What this task involves
In the entries that follow, find the word "Your" and report each line it is on.

Input for this task
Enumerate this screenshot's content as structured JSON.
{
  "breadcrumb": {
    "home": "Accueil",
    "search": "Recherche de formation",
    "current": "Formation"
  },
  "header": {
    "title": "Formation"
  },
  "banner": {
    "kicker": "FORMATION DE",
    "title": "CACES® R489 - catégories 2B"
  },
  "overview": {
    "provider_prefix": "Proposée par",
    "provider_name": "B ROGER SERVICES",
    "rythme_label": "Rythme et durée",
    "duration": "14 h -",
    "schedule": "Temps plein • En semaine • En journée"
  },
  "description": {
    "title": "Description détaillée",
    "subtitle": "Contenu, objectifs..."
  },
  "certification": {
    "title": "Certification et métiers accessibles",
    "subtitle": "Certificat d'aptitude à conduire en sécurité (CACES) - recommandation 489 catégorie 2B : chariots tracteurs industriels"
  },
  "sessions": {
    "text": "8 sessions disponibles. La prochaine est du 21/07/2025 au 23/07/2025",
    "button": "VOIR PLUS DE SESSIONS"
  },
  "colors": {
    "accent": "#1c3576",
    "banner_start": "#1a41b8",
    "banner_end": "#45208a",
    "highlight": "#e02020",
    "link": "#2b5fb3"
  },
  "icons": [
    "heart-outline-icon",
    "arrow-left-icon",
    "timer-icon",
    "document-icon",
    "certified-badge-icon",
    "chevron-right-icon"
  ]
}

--

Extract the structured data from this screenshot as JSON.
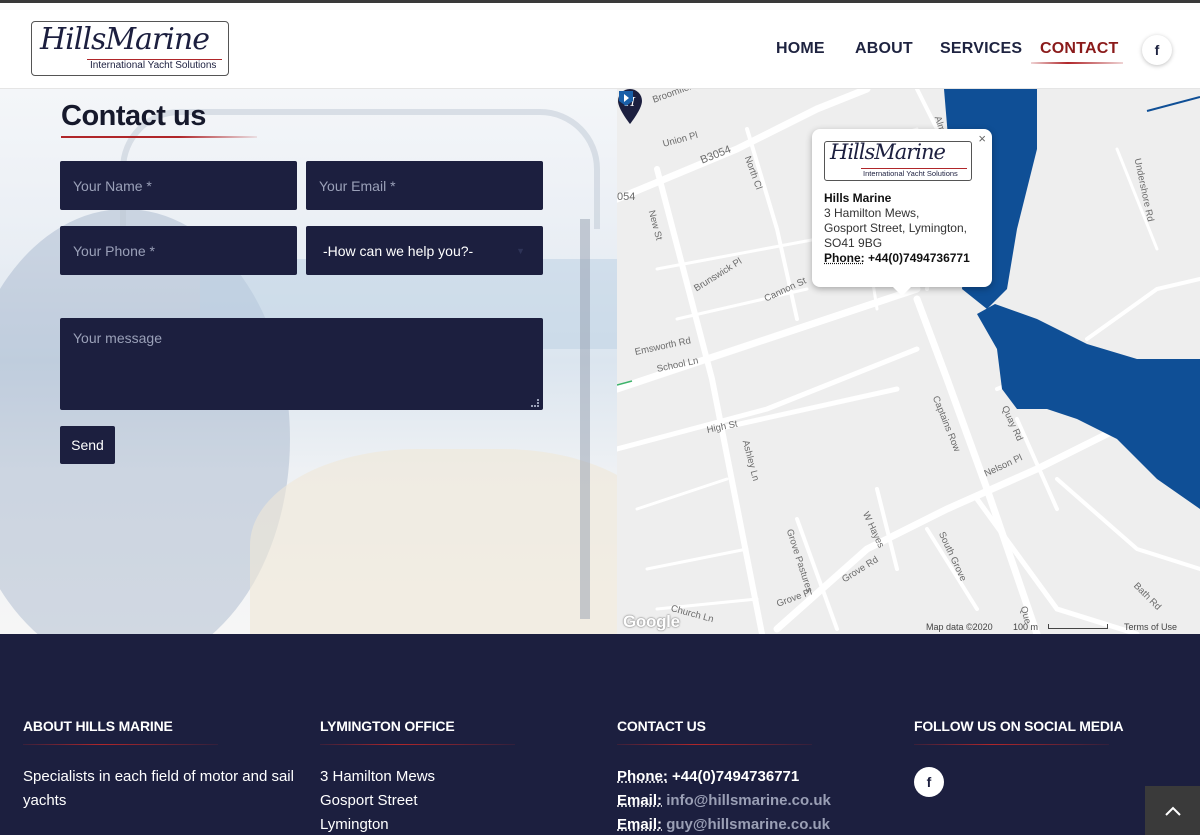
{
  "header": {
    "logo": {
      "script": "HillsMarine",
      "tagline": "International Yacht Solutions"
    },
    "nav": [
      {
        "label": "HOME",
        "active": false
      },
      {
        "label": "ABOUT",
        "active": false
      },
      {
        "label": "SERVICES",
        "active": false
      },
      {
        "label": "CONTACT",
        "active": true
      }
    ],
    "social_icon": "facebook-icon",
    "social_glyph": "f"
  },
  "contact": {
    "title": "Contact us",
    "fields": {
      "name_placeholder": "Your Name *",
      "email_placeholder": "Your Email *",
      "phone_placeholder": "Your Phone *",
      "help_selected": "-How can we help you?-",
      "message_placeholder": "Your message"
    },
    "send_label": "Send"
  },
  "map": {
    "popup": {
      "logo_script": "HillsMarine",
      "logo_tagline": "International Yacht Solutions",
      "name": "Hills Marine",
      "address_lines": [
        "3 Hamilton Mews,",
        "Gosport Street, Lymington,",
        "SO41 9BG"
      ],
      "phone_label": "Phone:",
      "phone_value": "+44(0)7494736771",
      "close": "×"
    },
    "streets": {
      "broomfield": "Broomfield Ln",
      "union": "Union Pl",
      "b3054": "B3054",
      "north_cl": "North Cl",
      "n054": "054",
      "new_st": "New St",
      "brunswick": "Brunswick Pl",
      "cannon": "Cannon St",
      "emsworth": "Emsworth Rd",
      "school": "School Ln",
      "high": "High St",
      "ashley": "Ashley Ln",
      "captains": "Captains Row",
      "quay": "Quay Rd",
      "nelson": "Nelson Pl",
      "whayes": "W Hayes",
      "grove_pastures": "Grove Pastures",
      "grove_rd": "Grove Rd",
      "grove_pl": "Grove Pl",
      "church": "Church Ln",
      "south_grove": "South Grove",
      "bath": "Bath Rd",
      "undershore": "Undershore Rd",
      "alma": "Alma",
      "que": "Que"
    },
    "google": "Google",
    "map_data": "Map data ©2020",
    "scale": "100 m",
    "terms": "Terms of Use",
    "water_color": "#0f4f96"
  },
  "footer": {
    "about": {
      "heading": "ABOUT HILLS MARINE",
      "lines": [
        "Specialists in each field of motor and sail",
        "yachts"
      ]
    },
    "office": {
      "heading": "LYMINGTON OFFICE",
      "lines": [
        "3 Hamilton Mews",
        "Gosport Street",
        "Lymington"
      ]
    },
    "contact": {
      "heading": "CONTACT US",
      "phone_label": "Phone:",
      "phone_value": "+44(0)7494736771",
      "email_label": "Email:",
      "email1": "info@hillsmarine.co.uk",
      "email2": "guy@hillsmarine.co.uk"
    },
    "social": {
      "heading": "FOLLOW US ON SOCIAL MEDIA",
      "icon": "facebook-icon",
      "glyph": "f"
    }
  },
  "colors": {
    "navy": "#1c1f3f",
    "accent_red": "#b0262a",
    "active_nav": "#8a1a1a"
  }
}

Task result
      "name_placeholder": "Your Name *",
      "email_placeholder": "Your Email *",
      "phone_placeholder": "Your Phone *",
      "message_placeholder": "Your message"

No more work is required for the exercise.